• **Data for this exercise**
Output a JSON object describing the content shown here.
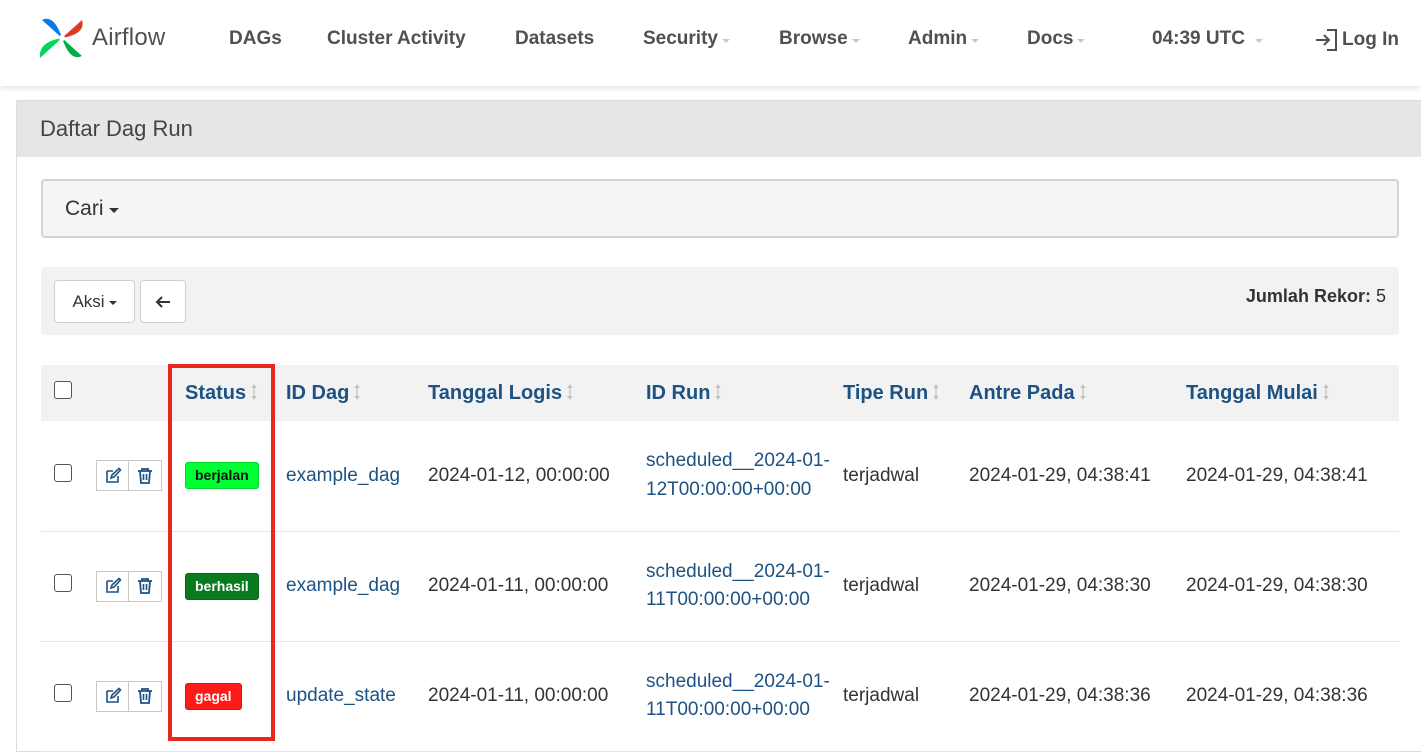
{
  "navbar": {
    "brand": "Airflow",
    "items": [
      {
        "label": "DAGs",
        "dropdown": false
      },
      {
        "label": "Cluster Activity",
        "dropdown": false
      },
      {
        "label": "Datasets",
        "dropdown": false
      },
      {
        "label": "Security",
        "dropdown": true
      },
      {
        "label": "Browse",
        "dropdown": true
      },
      {
        "label": "Admin",
        "dropdown": true
      },
      {
        "label": "Docs",
        "dropdown": true
      }
    ],
    "clock": "04:39 UTC",
    "login": "Log In"
  },
  "panel": {
    "title": "Daftar Dag Run",
    "search_label": "Cari",
    "actions_label": "Aksi",
    "back_icon": "arrow-left-icon",
    "record_count_label": "Jumlah Rekor:",
    "record_count": "5"
  },
  "table": {
    "columns": [
      "Status",
      "ID Dag",
      "Tanggal Logis",
      "ID Run",
      "Tipe Run",
      "Antre Pada",
      "Tanggal Mulai"
    ],
    "rows": [
      {
        "status": "berjalan",
        "dag_id": "example_dag",
        "logical_date": "2024-01-12, 00:00:00",
        "run_id": "scheduled__2024-01-12T00:00:00+00:00",
        "run_type": "terjadwal",
        "queued_at": "2024-01-29, 04:38:41",
        "start_date": "2024-01-29, 04:38:41"
      },
      {
        "status": "berhasil",
        "dag_id": "example_dag",
        "logical_date": "2024-01-11, 00:00:00",
        "run_id": "scheduled__2024-01-11T00:00:00+00:00",
        "run_type": "terjadwal",
        "queued_at": "2024-01-29, 04:38:30",
        "start_date": "2024-01-29, 04:38:30"
      },
      {
        "status": "gagal",
        "dag_id": "update_state",
        "logical_date": "2024-01-11, 00:00:00",
        "run_id": "scheduled__2024-01-11T00:00:00+00:00",
        "run_type": "terjadwal",
        "queued_at": "2024-01-29, 04:38:36",
        "start_date": "2024-01-29, 04:38:36"
      }
    ]
  },
  "colors": {
    "link": "#1d5283",
    "running": "#00ff33",
    "success": "#0a7a1e",
    "failed": "#ff1a1a",
    "highlight": "#e8281e"
  }
}
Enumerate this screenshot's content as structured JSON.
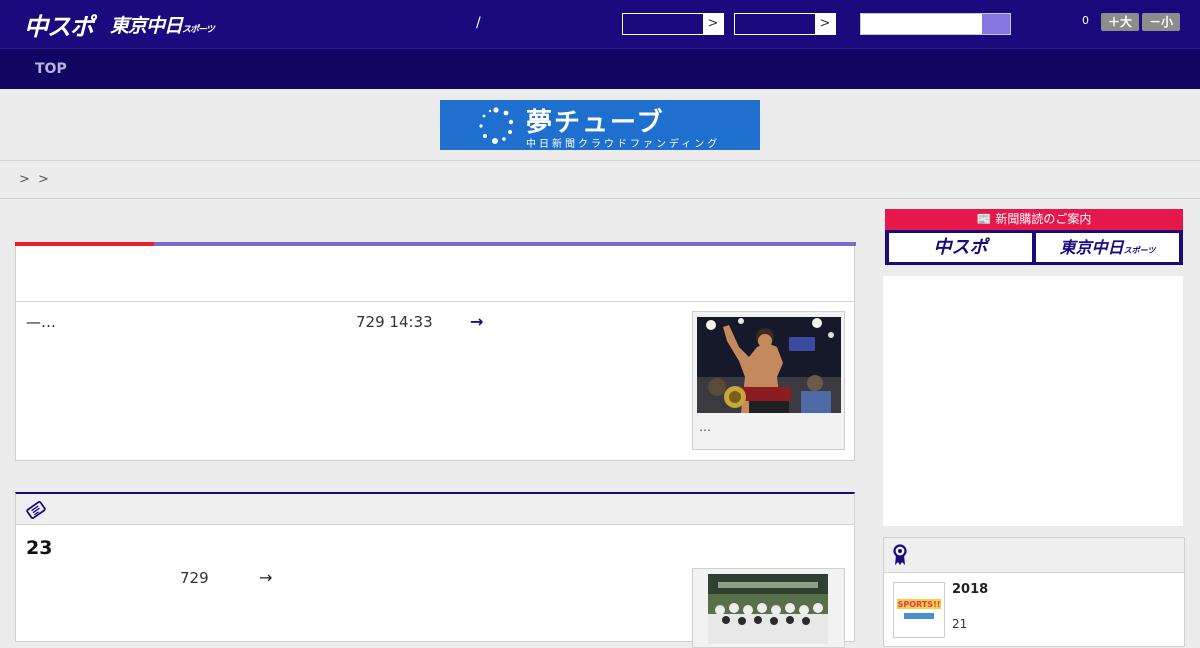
{
  "header": {
    "logo_primary": "中スポ",
    "logo_secondary": "東京中日",
    "logo_secondary_small": "スポーツ",
    "divider": "/",
    "select_arrow": ">",
    "font_count": "0",
    "font_large": "＋大",
    "font_small": "－小"
  },
  "nav": {
    "top_label": "TOP"
  },
  "banner": {
    "title": "夢チューブ",
    "subtitle": "中日新聞クラウドファンディング"
  },
  "breadcrumb": {
    "separators": [
      ">",
      ">"
    ]
  },
  "article1": {
    "lead": "—…",
    "date": "729 14:33",
    "more": "→",
    "photo_caption": "…"
  },
  "article2": {
    "number": "23",
    "date": "729",
    "more": "→"
  },
  "sidebar": {
    "subscription_header": "新聞購読のご案内",
    "subscription_left": "中スポ",
    "subscription_right": "東京中日",
    "subscription_right_small": "スポーツ",
    "feature_year": "2018",
    "feature_number": "21",
    "thumb_label": "SPORTS!!"
  },
  "colors": {
    "brand_navy": "#1b0a7d",
    "nav_dark": "#120561",
    "accent_red": "#e6222a",
    "accent_purple": "#7a6ccc",
    "subscription_pink": "#e6174a",
    "banner_blue": "#1e6fce"
  }
}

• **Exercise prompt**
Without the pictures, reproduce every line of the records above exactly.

• **Solved problem**
Output a JSON object describing the content shown here.
{
  "navbar": {
    "brand": "Airflow",
    "items": [
      {
        "label": "DAGs",
        "dropdown": false
      },
      {
        "label": "Cluster Activity",
        "dropdown": false
      },
      {
        "label": "Datasets",
        "dropdown": false
      },
      {
        "label": "Security",
        "dropdown": true
      },
      {
        "label": "Browse",
        "dropdown": true
      },
      {
        "label": "Admin",
        "dropdown": true
      },
      {
        "label": "Docs",
        "dropdown": true
      }
    ],
    "clock": "04:39 UTC",
    "login": "Log In"
  },
  "panel": {
    "title": "Daftar Dag Run",
    "search_label": "Cari",
    "actions_label": "Aksi",
    "back_icon": "arrow-left-icon",
    "record_count_label": "Jumlah Rekor:",
    "record_count": "5"
  },
  "table": {
    "columns": [
      "Status",
      "ID Dag",
      "Tanggal Logis",
      "ID Run",
      "Tipe Run",
      "Antre Pada",
      "Tanggal Mulai"
    ],
    "rows": [
      {
        "status": "berjalan",
        "dag_id": "example_dag",
        "logical_date": "2024-01-12, 00:00:00",
        "run_id": "scheduled__2024-01-12T00:00:00+00:00",
        "run_type": "terjadwal",
        "queued_at": "2024-01-29, 04:38:41",
        "start_date": "2024-01-29, 04:38:41"
      },
      {
        "status": "berhasil",
        "dag_id": "example_dag",
        "logical_date": "2024-01-11, 00:00:00",
        "run_id": "scheduled__2024-01-11T00:00:00+00:00",
        "run_type": "terjadwal",
        "queued_at": "2024-01-29, 04:38:30",
        "start_date": "2024-01-29, 04:38:30"
      },
      {
        "status": "gagal",
        "dag_id": "update_state",
        "logical_date": "2024-01-11, 00:00:00",
        "run_id": "scheduled__2024-01-11T00:00:00+00:00",
        "run_type": "terjadwal",
        "queued_at": "2024-01-29, 04:38:36",
        "start_date": "2024-01-29, 04:38:36"
      }
    ]
  },
  "colors": {
    "link": "#1d5283",
    "running": "#00ff33",
    "success": "#0a7a1e",
    "failed": "#ff1a1a",
    "highlight": "#e8281e"
  }
}
Enumerate this screenshot's content as structured JSON.
{
  "header": {
    "logo_primary": "中スポ",
    "logo_secondary": "東京中日",
    "logo_secondary_small": "スポーツ",
    "divider": "/",
    "select_arrow": ">",
    "font_count": "0",
    "font_large": "＋大",
    "font_small": "－小"
  },
  "nav": {
    "top_label": "TOP"
  },
  "banner": {
    "title": "夢チューブ",
    "subtitle": "中日新聞クラウドファンディング"
  },
  "breadcrumb": {
    "separators": [
      ">",
      ">"
    ]
  },
  "article1": {
    "lead": "—…",
    "date": "729 14:33",
    "more": "→",
    "photo_caption": "…"
  },
  "article2": {
    "number": "23",
    "date": "729",
    "more": "→"
  },
  "sidebar": {
    "subscription_header": "新聞購読のご案内",
    "subscription_left": "中スポ",
    "subscription_right": "東京中日",
    "subscription_right_small": "スポーツ",
    "feature_year": "2018",
    "feature_number": "21",
    "thumb_label": "SPORTS!!"
  },
  "colors": {
    "brand_navy": "#1b0a7d",
    "nav_dark": "#120561",
    "accent_red": "#e6222a",
    "accent_purple": "#7a6ccc",
    "subscription_pink": "#e6174a",
    "banner_blue": "#1e6fce"
  }
}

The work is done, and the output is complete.